[Web page and app entries]
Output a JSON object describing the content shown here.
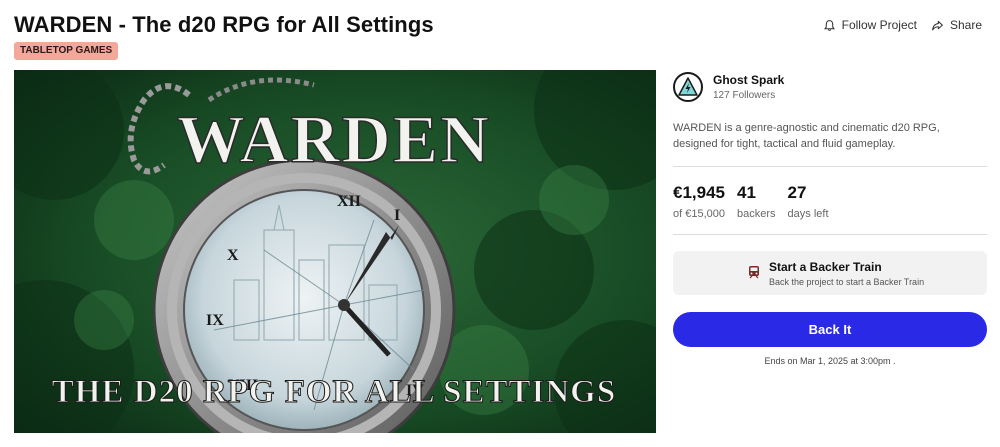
{
  "header": {
    "title": "WARDEN - The d20 RPG for All Settings",
    "category_tag": "TABLETOP GAMES",
    "follow_label": "Follow Project",
    "share_label": "Share"
  },
  "hero": {
    "image_title": "WARDEN",
    "image_subtitle": "THE D20 RPG FOR ALL SETTINGS",
    "colors": {
      "bg": "#143c1e",
      "title": "#f2f2ee"
    }
  },
  "creator": {
    "name": "Ghost Spark",
    "followers": "127 Followers",
    "avatar_icon": "lightning-warning-icon"
  },
  "description": "WARDEN is a genre-agnostic and cinematic d20 RPG, designed for tight, tactical and fluid gameplay.",
  "stats": [
    {
      "value": "€1,945",
      "label": "of €15,000"
    },
    {
      "value": "41",
      "label": "backers"
    },
    {
      "value": "27",
      "label": "days left"
    }
  ],
  "backer_train": {
    "title": "Start a Backer Train",
    "subtitle": "Back the project to start a Backer Train",
    "icon": "train-icon"
  },
  "back_button": {
    "label": "Back It",
    "color": "#2a2ae6"
  },
  "ends_text": "Ends on Mar 1, 2025 at 3:00pm ."
}
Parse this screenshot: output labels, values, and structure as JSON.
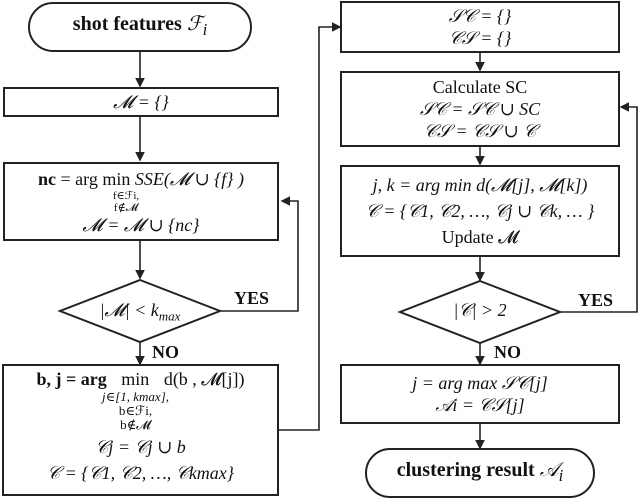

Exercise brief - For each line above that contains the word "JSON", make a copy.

Problem solution -
Output a JSON object describing the content shown here.
Parse this screenshot: output labels, values, and structure as JSON.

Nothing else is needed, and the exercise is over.